- Opening Delimiter -
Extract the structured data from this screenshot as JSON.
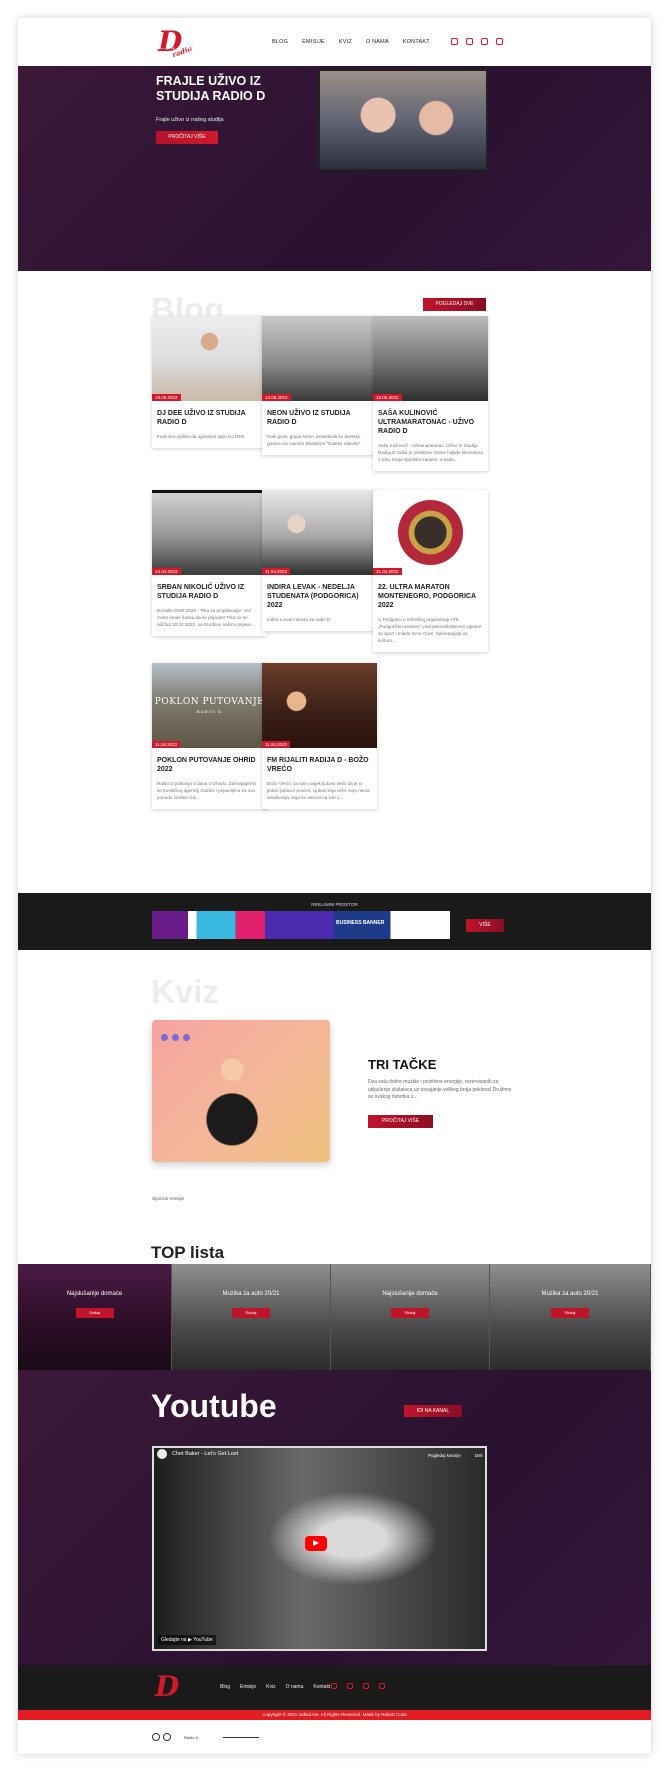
{
  "header": {
    "logo_text": "D",
    "logo_sub": "radio",
    "nav": [
      "BLOG",
      "EMISIJE",
      "KVIZ",
      "O NAMA",
      "KONTAKT"
    ],
    "social_icons": [
      "facebook-icon",
      "instagram-icon",
      "youtube-icon",
      "radio-icon"
    ]
  },
  "hero": {
    "arrows": "⟵ ⟶",
    "counter": "1/5",
    "title": "FRAJLE UŽIVO IZ STUDIJA RADIO D",
    "subtitle": "Frajle uživo iz našeg studija",
    "button": "PROČITAJ VIŠE"
  },
  "blog": {
    "heading": "Blog",
    "button": "POGLEDAJ SVE",
    "cards": [
      {
        "date": "19.08.2022",
        "title": "DJ DEE UŽIVO IZ STUDIJA RADIO D",
        "text": "Imali smo priliku da ugostimo spiju DJ DEE"
      },
      {
        "date": "13.06.2022",
        "title": "NEON UŽIVO IZ STUDIJA RADIO D",
        "text": "Naši gosti, grupa Neon, predstavili su duetsku pjesmu sa Ivanom Dedakom \"Daleko odavde\""
      },
      {
        "date": "18.05.2022",
        "title": "SAŠA KULINOVIĆ ULTRAMARATONAC - UŽIVO RADIO D",
        "text": "Saša Kulinović - Ultramaratonac. Uživo iz Studija Radija D Saša je predstavi stotne hiljada kilometara u toku svoje sportske karijere, a sada..."
      },
      {
        "date": "14.04.2022",
        "title": "SRĐAN NIKOLIĆ UŽIVO IZ STUDIJA RADIO D",
        "text": "Đurađin DOR 2022 - Trka za propisivanje. Već ovom imate šansu da se prijavite! Trka će se održati 30.04.2022. na Đurđevu načinu prijave..."
      },
      {
        "date": "11.04.2022",
        "title": "INDIRA LEVAK - NEDELJA STUDENATA (PODGORICA) 2022",
        "text": "Indira Levak intervju za radio D"
      },
      {
        "date": "31.04.2022",
        "title": "22. ULTRA MARATON MONTENEGRO, PODGORICA 2022",
        "text": "U Podgorici u tehničkoj organizaciji ATK „Podgorički maraton\", pod pokroviteljstvom Uprave za sport i mlade Crne Gore, Sekretarijata za kulturu..."
      },
      {
        "date": "11.04.2022",
        "title": "POKLON PUTOVANJE OHRID 2022",
        "text": "Radio D poklanja 5 dana u Ohridu. Zahvaljujemo se turističkoj agenciji Galileo i prijateljima za ovu ponudu Galileo CG."
      },
      {
        "date": "11.04.2022",
        "title": "FM RIJALITI RADIJA D - BOŽO VREĆO",
        "text": "Božo Vrećo: Ja sam uvijek ljubavi teklo da je to jedan ljubavni proces. Ljubav koja teče, koja nema osuđivanja, koja se odnosi na sve u..."
      }
    ],
    "card_image_text": "POKLON PUTOVANJE",
    "card_image_sub": "RADIO D"
  },
  "ads": {
    "label": "REKLAMNI PROSTOR",
    "banner_text": "BUSINESS BANNER",
    "button": "VIŠE"
  },
  "kviz": {
    "heading": "Kviz",
    "title": "TRI TAČKE",
    "text": "Dva sata dobre muzike i pozitivne energije, rezervisanih za uključenje slušalaca uz osvajanje velikog broja poklona! Družimo se svakog četvrtka u...",
    "button": "PROČITAJ VIŠE",
    "small": "Sponzor emisije"
  },
  "top": {
    "heading": "TOP lista",
    "items": [
      {
        "label": "Najslušanije domaće",
        "button": "Slušaj"
      },
      {
        "label": "Muzika za auto 20/21",
        "button": "Slušaj"
      },
      {
        "label": "Najslušanije domaće",
        "button": "Slušaj"
      },
      {
        "label": "Muzika za auto 20/21",
        "button": "Slušaj"
      }
    ]
  },
  "youtube": {
    "heading": "Youtube",
    "button": "IDI NA KANAL",
    "video_title": "Chet Baker - Let's Get Lost",
    "watch_later": "Pogledaj kasnije",
    "share": "Deli",
    "watch_on": "Gledajte na ▶ YouTube"
  },
  "footer": {
    "logo_text": "D",
    "nav": [
      "Blog",
      "Emisije",
      "Kviz",
      "O nama",
      "Kontakt"
    ],
    "copyright": "Copyright © 2021 radiod.me. All Rights Reserved. Made by Robert Coda",
    "player_name": "Radio D"
  }
}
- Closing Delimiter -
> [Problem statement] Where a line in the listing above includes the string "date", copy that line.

> [Completed exercise]
        "date": "19.08.2022",
        "date": "13.06.2022",
        "date": "18.05.2022",
        "date": "14.04.2022",
        "date": "11.04.2022",
        "date": "31.04.2022",
        "date": "11.04.2022",
        "date": "11.04.2022",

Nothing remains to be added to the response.